In his statement following the Pac-12’s announcement, Boren said: “We were not surprised by the Pac 12’s decision to not expand at this time. Even though we had decided not to apply for membership this year, we have developed a positive relationship with the leadership of the conference and we have kept them informed of the progress we’ve been making to gain agreement from the Big 12 for changes which will make the conference more stable in the future. Conference stability has been our first goal and we look forward to achieving that goal through continued membership in the Big 12 Conference.”
After Monday’s regents meeting, Boren made it clear that the Sooners had issues with the status quo in the Big 12. He cited a lack of trust and leadership within the league, among other concerns.

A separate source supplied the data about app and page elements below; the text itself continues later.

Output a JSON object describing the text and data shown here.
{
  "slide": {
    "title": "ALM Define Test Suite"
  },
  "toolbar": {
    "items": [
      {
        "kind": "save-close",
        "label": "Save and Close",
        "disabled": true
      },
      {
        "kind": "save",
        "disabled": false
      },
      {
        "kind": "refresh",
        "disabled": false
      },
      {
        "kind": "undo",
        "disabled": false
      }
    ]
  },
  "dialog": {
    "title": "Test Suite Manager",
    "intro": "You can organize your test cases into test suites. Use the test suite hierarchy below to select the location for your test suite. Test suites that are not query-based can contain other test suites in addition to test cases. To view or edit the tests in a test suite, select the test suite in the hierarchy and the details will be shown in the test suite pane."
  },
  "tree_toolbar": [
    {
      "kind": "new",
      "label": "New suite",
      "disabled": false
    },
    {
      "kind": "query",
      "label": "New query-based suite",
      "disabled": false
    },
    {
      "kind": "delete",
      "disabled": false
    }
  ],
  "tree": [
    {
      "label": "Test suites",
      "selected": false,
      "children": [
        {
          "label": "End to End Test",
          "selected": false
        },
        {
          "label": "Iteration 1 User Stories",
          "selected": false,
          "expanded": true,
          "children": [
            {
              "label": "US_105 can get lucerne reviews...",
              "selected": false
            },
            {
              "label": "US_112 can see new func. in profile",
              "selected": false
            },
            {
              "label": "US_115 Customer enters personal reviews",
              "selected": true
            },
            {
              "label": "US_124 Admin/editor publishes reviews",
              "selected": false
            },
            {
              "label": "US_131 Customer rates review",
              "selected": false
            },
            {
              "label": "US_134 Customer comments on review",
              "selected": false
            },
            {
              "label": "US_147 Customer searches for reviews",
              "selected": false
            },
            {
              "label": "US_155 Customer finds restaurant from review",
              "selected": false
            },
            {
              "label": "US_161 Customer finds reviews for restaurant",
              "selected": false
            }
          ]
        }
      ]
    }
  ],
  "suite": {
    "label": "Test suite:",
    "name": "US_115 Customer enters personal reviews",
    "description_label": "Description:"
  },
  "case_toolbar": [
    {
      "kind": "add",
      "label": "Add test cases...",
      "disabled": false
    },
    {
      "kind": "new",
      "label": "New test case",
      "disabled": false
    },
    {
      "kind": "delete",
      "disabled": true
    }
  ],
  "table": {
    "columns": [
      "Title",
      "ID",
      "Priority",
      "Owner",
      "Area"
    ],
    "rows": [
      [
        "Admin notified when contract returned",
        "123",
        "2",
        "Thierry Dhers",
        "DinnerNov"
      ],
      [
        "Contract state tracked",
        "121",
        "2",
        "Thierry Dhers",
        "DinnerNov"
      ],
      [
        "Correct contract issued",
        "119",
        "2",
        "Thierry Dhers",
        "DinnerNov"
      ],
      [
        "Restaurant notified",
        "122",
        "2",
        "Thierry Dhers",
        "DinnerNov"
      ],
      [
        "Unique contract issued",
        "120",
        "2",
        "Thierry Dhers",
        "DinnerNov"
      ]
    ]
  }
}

In a statement released Wednesday morning, athletic director Joe Castiglione said: “I’m in full support of President Boren’s announced decision for OU to remain in the Big 12. The reforms which he has been discussing with the presidents in the conference are very important to the future stability and strength of the Big 12 Conference.” Football coach Bob Stoops said in a written statement that we was pleased that OU is staying in the Big 12.
In an article posted Tuesday on the website of The Oklahoman, the newspaper reported that the school would consider staying in a “reformed” Big 12 only if the league would increase constraints on the Longhorn Network _ Texas’ 20-year, $300 million venture in partnership with ESPN _ and would remove commissioner Dan Beebe from his post. The report cited an unnamed, high-ranking Big 12 school source as the individual detailing the Sooners’ conditions for remaining in the league.
Texas men’s athletic director DeLoss Dodds and Beebe declined comment in regard to The Oklahoman report. It remains unclear this morning what, if anything, will change internally within the Big 12 as the league moves forward.
The Pac-12 decision means Texas A&M is expected to be the only school to leave the Big 12 after this year. The Aggies have been invited to join the Southeastern Conference for the 2012 football season, contingent upon a waiver of legal claims in regard to the move by Baylor and other Big 12 schools that have yet to agree to the waiver.